According to the complaint, Isaac – a nurse at University Health’s St. Mary’s campus – ate the mixed greens October 16, 17, 18 and 19 in a variety of salads at work, before developing a gastrointestinal illness the evening of the 19th. After continuing to produce loose stools for several hours, she was forced to leave her nighttime shift early. Three days later, Isaac’s stool turned bloody and she began to vomit.
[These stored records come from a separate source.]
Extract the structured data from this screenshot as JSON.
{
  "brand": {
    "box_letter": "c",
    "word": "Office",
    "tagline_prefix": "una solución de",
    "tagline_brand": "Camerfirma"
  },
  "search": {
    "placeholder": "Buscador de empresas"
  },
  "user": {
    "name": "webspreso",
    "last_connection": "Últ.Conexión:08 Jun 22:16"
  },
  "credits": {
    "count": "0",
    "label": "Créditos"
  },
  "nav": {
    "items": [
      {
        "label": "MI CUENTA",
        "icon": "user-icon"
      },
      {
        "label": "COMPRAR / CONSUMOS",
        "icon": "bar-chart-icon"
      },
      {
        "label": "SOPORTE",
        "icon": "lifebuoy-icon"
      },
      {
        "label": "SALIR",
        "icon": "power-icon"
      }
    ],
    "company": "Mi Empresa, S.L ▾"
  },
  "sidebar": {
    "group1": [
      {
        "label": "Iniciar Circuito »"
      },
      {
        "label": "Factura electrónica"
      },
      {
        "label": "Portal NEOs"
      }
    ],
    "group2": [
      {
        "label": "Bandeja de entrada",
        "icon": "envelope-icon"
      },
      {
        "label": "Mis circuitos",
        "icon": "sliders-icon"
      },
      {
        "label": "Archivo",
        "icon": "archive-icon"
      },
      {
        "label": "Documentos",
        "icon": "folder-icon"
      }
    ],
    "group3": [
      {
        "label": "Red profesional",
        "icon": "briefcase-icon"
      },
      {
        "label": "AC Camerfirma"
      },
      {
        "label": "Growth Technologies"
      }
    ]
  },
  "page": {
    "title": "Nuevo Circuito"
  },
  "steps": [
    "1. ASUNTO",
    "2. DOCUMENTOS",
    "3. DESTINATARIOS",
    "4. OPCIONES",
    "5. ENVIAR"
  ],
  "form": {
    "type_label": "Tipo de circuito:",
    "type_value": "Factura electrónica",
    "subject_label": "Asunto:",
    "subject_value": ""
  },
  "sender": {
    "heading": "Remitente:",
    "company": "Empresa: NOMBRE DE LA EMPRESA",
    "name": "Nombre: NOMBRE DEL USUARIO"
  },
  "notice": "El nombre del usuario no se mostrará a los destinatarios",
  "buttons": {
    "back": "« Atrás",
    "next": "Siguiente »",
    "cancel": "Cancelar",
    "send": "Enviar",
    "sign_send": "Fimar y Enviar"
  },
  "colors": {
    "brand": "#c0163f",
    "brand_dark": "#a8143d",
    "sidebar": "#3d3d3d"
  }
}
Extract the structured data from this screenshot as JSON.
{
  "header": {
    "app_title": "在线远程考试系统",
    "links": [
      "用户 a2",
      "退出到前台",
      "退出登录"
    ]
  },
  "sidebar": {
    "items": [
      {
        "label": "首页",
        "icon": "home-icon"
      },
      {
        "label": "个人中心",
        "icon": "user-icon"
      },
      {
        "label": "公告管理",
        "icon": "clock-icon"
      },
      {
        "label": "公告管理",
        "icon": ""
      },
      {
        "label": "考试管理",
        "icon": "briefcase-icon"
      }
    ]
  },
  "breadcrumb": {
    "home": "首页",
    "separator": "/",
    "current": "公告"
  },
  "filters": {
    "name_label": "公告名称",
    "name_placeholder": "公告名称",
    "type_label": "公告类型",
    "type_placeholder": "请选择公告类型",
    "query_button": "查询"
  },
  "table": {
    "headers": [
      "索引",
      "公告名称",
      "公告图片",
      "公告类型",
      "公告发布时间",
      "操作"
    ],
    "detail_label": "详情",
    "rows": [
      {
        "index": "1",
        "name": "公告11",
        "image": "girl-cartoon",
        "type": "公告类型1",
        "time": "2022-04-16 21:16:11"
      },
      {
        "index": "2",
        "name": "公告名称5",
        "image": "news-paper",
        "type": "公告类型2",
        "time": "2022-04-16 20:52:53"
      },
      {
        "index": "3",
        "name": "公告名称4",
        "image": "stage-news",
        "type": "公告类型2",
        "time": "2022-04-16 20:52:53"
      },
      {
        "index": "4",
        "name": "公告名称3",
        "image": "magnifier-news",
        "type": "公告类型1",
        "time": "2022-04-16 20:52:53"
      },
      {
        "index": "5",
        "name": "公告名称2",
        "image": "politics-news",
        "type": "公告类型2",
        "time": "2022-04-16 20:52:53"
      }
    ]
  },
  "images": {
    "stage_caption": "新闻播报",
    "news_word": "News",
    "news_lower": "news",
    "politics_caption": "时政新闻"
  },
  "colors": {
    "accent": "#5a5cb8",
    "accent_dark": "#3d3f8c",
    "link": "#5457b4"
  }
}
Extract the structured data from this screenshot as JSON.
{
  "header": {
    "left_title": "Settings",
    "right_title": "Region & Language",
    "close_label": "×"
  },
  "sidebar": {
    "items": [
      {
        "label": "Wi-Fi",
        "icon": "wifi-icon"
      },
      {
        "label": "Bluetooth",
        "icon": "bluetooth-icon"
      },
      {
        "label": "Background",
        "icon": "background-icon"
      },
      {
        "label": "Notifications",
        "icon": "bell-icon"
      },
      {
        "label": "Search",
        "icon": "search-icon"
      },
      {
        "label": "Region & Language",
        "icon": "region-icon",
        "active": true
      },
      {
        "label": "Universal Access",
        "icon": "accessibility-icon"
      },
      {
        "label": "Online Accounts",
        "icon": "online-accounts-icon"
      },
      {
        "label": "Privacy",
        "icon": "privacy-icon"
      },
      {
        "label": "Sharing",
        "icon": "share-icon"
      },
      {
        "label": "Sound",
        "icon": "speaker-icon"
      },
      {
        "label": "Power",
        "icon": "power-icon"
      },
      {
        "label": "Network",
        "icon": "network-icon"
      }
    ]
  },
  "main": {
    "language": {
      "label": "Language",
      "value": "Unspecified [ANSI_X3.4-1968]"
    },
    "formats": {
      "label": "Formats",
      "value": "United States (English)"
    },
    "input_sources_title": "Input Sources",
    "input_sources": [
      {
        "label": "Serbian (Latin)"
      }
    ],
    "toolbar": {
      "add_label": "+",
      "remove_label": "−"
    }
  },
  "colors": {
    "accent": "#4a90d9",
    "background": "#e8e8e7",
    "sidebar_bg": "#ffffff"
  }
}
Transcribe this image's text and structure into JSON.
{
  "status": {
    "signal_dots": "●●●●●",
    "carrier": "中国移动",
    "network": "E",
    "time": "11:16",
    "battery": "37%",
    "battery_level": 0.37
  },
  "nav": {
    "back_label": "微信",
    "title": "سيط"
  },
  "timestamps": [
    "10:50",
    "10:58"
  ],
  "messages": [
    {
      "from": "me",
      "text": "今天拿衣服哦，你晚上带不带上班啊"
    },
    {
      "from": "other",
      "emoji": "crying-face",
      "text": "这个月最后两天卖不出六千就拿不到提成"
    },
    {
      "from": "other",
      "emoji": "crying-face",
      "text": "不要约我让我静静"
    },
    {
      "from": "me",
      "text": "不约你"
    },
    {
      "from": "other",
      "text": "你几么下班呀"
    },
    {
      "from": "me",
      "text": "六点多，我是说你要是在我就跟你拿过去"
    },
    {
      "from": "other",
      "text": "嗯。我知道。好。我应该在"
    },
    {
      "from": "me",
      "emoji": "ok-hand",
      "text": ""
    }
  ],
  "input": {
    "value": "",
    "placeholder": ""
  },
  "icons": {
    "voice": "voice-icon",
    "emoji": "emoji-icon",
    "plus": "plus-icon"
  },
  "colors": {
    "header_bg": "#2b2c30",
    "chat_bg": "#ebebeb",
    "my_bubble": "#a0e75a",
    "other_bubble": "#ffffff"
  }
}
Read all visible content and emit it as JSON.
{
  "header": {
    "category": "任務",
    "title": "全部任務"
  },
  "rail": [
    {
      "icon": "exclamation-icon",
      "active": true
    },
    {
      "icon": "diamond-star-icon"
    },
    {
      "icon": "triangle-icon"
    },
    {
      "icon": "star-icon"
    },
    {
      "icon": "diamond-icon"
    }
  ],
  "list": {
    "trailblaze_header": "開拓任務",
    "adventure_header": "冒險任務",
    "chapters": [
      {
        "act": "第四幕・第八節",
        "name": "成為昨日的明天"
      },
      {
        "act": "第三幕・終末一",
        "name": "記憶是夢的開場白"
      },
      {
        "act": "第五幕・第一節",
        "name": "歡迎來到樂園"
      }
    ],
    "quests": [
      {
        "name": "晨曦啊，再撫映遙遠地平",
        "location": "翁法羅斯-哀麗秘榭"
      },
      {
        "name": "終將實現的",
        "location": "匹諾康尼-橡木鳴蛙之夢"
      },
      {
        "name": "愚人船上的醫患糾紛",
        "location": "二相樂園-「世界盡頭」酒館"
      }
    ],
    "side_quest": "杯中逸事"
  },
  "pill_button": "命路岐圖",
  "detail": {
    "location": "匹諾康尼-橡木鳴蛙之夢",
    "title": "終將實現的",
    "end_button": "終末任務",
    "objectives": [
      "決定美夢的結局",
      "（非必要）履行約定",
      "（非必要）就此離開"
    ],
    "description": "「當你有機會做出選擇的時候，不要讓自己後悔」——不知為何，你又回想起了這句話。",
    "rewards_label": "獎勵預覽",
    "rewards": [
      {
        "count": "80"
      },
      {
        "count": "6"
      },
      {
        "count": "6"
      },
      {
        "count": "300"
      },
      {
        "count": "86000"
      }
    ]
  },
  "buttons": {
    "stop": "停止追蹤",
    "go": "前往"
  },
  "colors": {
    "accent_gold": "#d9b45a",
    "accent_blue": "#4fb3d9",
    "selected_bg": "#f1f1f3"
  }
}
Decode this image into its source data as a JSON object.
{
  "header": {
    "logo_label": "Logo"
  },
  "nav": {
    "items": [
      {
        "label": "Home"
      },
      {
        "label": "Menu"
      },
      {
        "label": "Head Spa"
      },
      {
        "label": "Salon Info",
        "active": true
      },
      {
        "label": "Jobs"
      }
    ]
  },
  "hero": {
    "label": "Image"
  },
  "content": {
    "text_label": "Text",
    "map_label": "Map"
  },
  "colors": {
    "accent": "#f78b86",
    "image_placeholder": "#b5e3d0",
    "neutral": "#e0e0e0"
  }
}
Her husband rushed her to the emergency room, where she was treated for dehydration.

A CT scan taken at the hospital showed that Isaac’s colon had become badly inflamed and was bleeding.

Isaac was released from the hospital that day, but is still recovering from her illness at home, says the complaint, filed in district court with the Western District of New York by Marler Clark, the Seattle-based food safety firm that also underwrites Food Safety News.

Suspecting that Isaac’s illness might be associated with the state’s ongoing E. coli outbreak, officials from the New York State Department of Health collected a sample of the mixed greens she had been eating the previous week; the sample tested positive for the outbreak strain of E. coli O157:H7.

The product, which has so far been linked to 19 illnesses in New York state, was sold at Wegmans supermarkets in the Northeast between October 14 and November 1.

For more information about the recalled product, see Wegmans’ recall notice.

Isaacs is seeking compensation for pain and suffering, lost wages and pharmaceutical costs, among other damages.

© Food Safety News
  • E.Coli O157:H7 comes primarily from Cattle Manure.  Irrigation water is often contaminated by E.Coli O157:H7 due to poor manure management practices and reluctance by most producers of Cattle / Cows to vaccinate their livestock to reduce and / or eliminate daily shedding of  E.Coli O157:H7 which later can be easily transmitted into water (potable drinking water, irrigation water, recreational water).  So any word as to how the water used to grow the spinach was itself contaminated?  Have they been able to trace the “root cause” of the E.Coli O157:H7  back to a specific animal and / or herd responsible for this outbreak?